So what is Putin’s strategy? Again, his most important steps have been largely ignored by the Western media. Although he has attempted to restore his position with the appointments of loyalists, the previous political configuration may be unattainable.
Big business has already lost faith in the ability of Putin to protect its positions abroad, as exemplified by the recent troubles of Severstal in the USA. On the other hand, internally, Putin has been unwilling or unable to stem the tide of corruption that has become the principle political issue for both the protesters and big Russian businesses, making close allies out of them.
In short, economic elites in Russia now perceive Putin as a significant strategic liability, and would be happy with most of the alternatives.
Thus, Putin moved to recruit the two constituencies for which the all-pervasive corruption is not a priority issue – namely, siloviki and siloviki-related nationalists.
In line with this, Putin moved to upgrade Sergei Ivanov, former Minister of Defence, who stayed loyal despite being demoted within the Russian real power structure before. Obviously, the theory (dubious) is that Ivanov would be seen by siloviki as their new representative, instead of still downgraded Sechin.
Even more significant is the appointment of Dmitry Rogozin, who was called back from Brussels where he has been the Russian Ambassador at NATO, to a highly influential political post, giving him in effect a stranglehold on Russia’s military strategy.
Rogozin is clearly the politician to watch. In contrast to almost all faces of the Putin’s regime, he is a real politician, ambitious, with a clear political agenda, well-known and taken seriously by the West. While it is uncertain the siloviki would see Ivanov as their true delegate, Rogozin certainly has the political capacity of rallying important circles of civilized Russian nationalism around Putin. Of course, it is not clear that he would be willing to expend his political capital for Putin’s cause.
What will come next?
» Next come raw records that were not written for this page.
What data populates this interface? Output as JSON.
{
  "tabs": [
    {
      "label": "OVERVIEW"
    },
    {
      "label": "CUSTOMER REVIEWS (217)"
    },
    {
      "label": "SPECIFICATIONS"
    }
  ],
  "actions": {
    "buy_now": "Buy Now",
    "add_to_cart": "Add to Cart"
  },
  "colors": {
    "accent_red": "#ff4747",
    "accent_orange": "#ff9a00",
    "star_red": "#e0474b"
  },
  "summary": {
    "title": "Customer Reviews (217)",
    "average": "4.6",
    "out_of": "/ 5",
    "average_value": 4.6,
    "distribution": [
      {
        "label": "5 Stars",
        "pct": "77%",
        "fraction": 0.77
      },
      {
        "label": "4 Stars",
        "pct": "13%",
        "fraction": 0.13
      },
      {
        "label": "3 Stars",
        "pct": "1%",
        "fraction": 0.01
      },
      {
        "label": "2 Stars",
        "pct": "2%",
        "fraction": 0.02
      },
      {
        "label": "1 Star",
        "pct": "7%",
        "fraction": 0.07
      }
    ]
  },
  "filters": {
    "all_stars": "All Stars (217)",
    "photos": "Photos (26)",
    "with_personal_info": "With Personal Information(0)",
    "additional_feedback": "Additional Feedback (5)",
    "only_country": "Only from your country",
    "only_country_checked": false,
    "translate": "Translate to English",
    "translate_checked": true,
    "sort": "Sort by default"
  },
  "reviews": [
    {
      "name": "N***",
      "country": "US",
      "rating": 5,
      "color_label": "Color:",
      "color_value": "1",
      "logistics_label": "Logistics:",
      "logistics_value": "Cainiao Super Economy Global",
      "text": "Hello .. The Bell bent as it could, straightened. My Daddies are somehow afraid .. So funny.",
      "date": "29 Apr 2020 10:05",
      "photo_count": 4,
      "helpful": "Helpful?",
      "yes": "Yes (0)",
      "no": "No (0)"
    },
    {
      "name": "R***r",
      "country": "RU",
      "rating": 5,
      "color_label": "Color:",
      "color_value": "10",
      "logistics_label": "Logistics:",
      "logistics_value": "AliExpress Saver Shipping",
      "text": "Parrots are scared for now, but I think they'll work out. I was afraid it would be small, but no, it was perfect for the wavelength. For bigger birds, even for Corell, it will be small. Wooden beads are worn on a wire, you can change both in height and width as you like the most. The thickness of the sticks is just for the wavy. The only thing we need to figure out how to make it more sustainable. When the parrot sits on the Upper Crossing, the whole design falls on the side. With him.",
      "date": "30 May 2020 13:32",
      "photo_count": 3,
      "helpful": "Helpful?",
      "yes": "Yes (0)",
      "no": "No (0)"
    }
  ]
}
It is futile to engage in predictions in the current fluctuating situation where most important players are perhaps still biding their time and have not revealed their hand.
However, it is clear that it is too early to discard Putin. While seemingly catering to his perceived political constituencies, his most significant recent appointments concern promotion of people who are personally loyal. Thus, it is not clear that the important stakeholders in the regime beyond the personal coteries, would not decide that the best option would be to continue maintain the current regime at the expense of getting rid of its creator.
Clearly, Putin has more to fear from his own comrades that from the protesters.